» **REQUIRED WORK**
Please count the lines in this listing that include the string "screenshot", and give only the number.
Start of Block
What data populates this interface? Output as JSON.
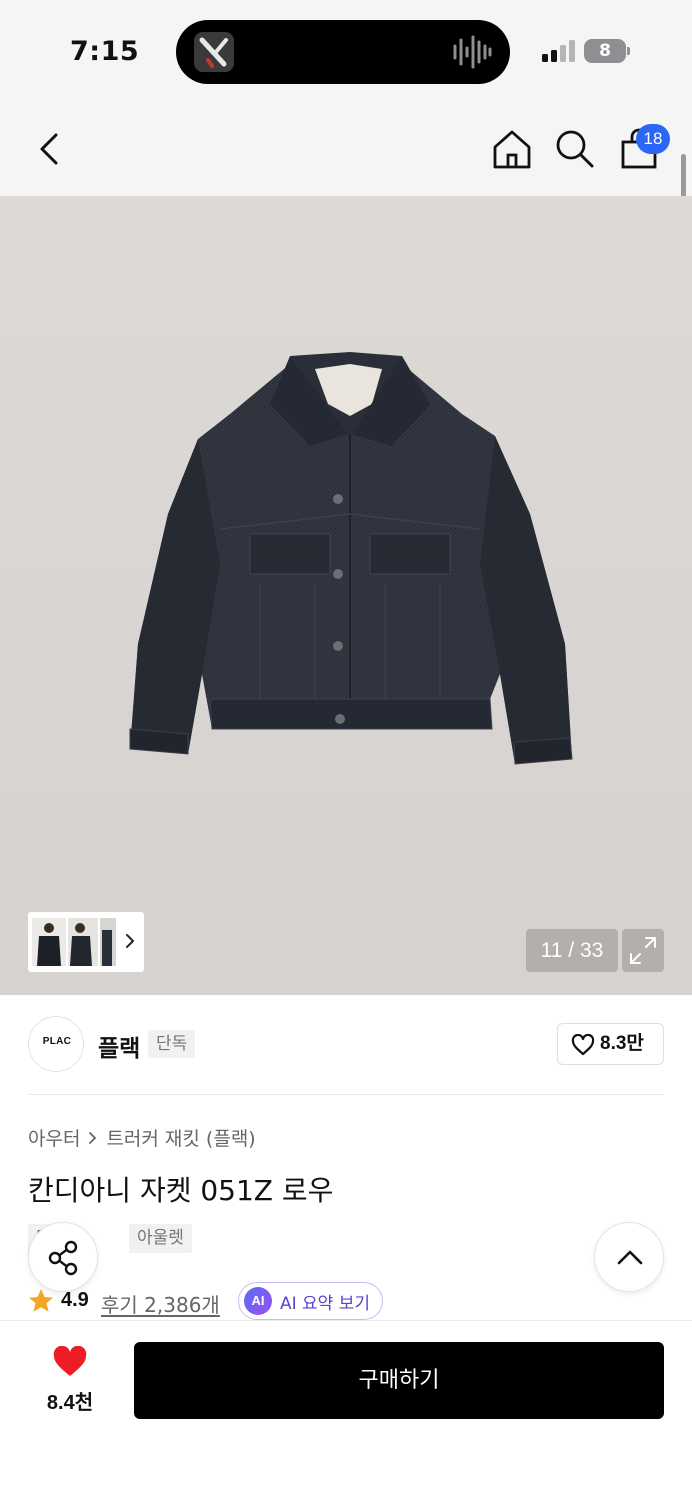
{
  "status_bar": {
    "time": "7:15",
    "battery": "8"
  },
  "header": {
    "cart_count": "18",
    "icons": [
      "back-icon",
      "home-icon",
      "search-icon",
      "shopping-bag-icon"
    ]
  },
  "gallery": {
    "counter": "11 / 33",
    "colors": {
      "background": "#d9d6d3",
      "jacket": "#2a2d36"
    }
  },
  "brand": {
    "logo_text": "PLAC",
    "name": "플랙",
    "tag": "단독",
    "likes": "8.3만"
  },
  "product": {
    "breadcrumb": [
      "아우터",
      "트러커 재킷 (플랙)"
    ],
    "title": "칸디아니 자켓 051Z 로우",
    "tags": [
      "단독",
      "아울렛"
    ],
    "rating": "4.9",
    "reviews": "후기 2,386개",
    "ai_badge": "AI",
    "ai_label": "AI 요약 보기"
  },
  "bottom": {
    "wish_count": "8.4천",
    "buy_label": "구매하기",
    "colors": {
      "heart": "#ee1c25",
      "buy": "#000000",
      "accent": "#2b66f6"
    }
  }
}
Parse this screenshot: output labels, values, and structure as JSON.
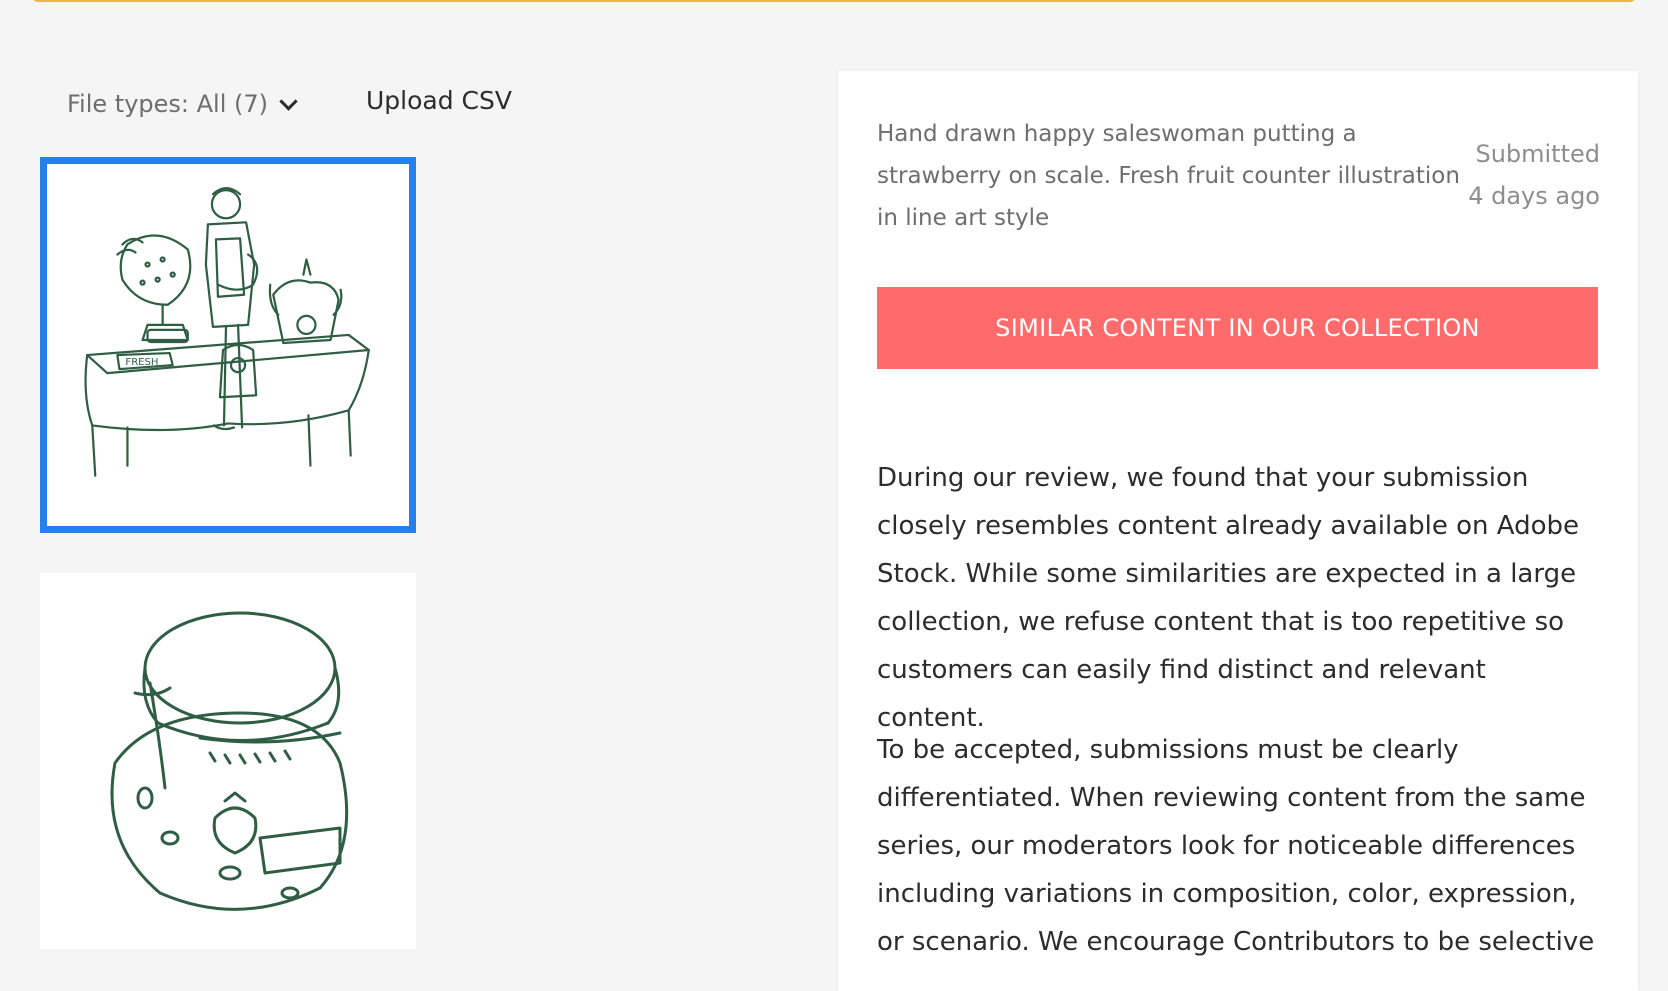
{
  "colors": {
    "accent_selected": "#2680eb",
    "button_bg": "#ff6b6b",
    "top_bar_border": "#e7b93c",
    "illustration_line": "#2f5e44"
  },
  "filters": {
    "file_types_label": "File types: All (7)",
    "chevron_icon": "chevron-down-icon"
  },
  "actions": {
    "upload_csv_label": "Upload CSV"
  },
  "thumbnails": [
    {
      "selected": true,
      "subject": "saleswoman-strawberry-scale-illustration",
      "label_text": "FRESH"
    },
    {
      "selected": false,
      "subject": "jar-strawberry-jam-illustration"
    }
  ],
  "detail": {
    "description": "Hand drawn happy saleswoman putting a strawberry on scale. Fresh fruit counter illustration in line art style",
    "submitted_label": "Submitted",
    "submitted_ago": "4 days ago",
    "similar_button_label": "SIMILAR CONTENT IN OUR COLLECTION",
    "paragraph_1": "During our review, we found that your submission closely resembles content already available on Adobe Stock. While some similarities are expected in a large collection, we refuse content that is too repetitive so customers can easily find distinct and relevant content.",
    "paragraph_2": "To be accepted, submissions must be clearly differentiated. When reviewing content from the same series, our moderators look for noticeable differences including variations in composition, color, expression, or scenario. We encourage Contributors to be selective"
  }
}
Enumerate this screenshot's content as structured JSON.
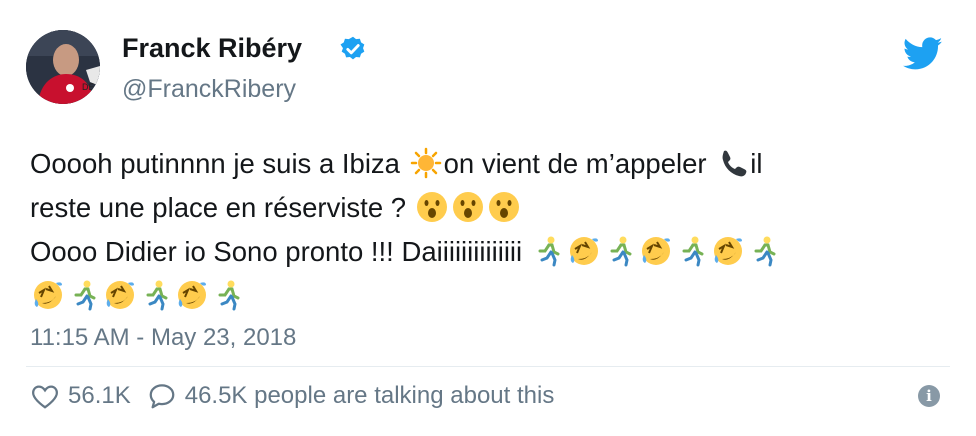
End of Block
» **FINISHED TASK**
2